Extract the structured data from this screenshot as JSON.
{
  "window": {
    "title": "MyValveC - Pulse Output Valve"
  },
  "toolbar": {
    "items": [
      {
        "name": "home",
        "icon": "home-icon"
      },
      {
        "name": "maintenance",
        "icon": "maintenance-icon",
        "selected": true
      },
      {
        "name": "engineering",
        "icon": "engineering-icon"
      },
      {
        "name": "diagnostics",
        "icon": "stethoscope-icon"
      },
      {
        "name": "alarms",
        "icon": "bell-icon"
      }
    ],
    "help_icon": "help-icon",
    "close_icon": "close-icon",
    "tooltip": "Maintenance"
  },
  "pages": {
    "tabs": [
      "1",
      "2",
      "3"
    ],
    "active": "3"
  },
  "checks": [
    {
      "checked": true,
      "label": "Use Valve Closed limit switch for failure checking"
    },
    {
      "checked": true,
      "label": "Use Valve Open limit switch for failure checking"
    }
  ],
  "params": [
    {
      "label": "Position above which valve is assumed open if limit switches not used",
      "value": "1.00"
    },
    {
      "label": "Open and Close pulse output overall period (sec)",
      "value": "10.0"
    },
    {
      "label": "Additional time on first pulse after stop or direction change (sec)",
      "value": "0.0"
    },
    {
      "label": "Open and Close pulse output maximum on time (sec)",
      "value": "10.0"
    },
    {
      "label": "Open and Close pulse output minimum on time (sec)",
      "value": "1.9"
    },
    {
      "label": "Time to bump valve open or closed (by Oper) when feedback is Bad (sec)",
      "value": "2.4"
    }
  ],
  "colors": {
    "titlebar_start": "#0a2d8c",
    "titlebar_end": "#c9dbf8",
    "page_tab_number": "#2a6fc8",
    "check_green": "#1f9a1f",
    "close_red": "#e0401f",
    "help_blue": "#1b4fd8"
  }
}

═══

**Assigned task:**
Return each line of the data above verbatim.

**Exercise output:**
Extract the structured data from this screenshot as JSON.
{
  "window": {
    "title": "MyValveC - Pulse Output Valve"
  },
  "toolbar": {
    "items": [
      {
        "name": "home",
        "icon": "home-icon"
      },
      {
        "name": "maintenance",
        "icon": "maintenance-icon",
        "selected": true
      },
      {
        "name": "engineering",
        "icon": "engineering-icon"
      },
      {
        "name": "diagnostics",
        "icon": "stethoscope-icon"
      },
      {
        "name": "alarms",
        "icon": "bell-icon"
      }
    ],
    "help_icon": "help-icon",
    "close_icon": "close-icon",
    "tooltip": "Maintenance"
  },
  "pages": {
    "tabs": [
      "1",
      "2",
      "3"
    ],
    "active": "3"
  },
  "checks": [
    {
      "checked": true,
      "label": "Use Valve Closed limit switch for failure checking"
    },
    {
      "checked": true,
      "label": "Use Valve Open limit switch for failure checking"
    }
  ],
  "params": [
    {
      "label": "Position above which valve is assumed open if limit switches not used",
      "value": "1.00"
    },
    {
      "label": "Open and Close pulse output overall period (sec)",
      "value": "10.0"
    },
    {
      "label": "Additional time on first pulse after stop or direction change (sec)",
      "value": "0.0"
    },
    {
      "label": "Open and Close pulse output maximum on time (sec)",
      "value": "10.0"
    },
    {
      "label": "Open and Close pulse output minimum on time (sec)",
      "value": "1.9"
    },
    {
      "label": "Time to bump valve open or closed (by Oper) when feedback is Bad (sec)",
      "value": "2.4"
    }
  ],
  "colors": {
    "titlebar_start": "#0a2d8c",
    "titlebar_end": "#c9dbf8",
    "page_tab_number": "#2a6fc8",
    "check_green": "#1f9a1f",
    "close_red": "#e0401f",
    "help_blue": "#1b4fd8"
  }
}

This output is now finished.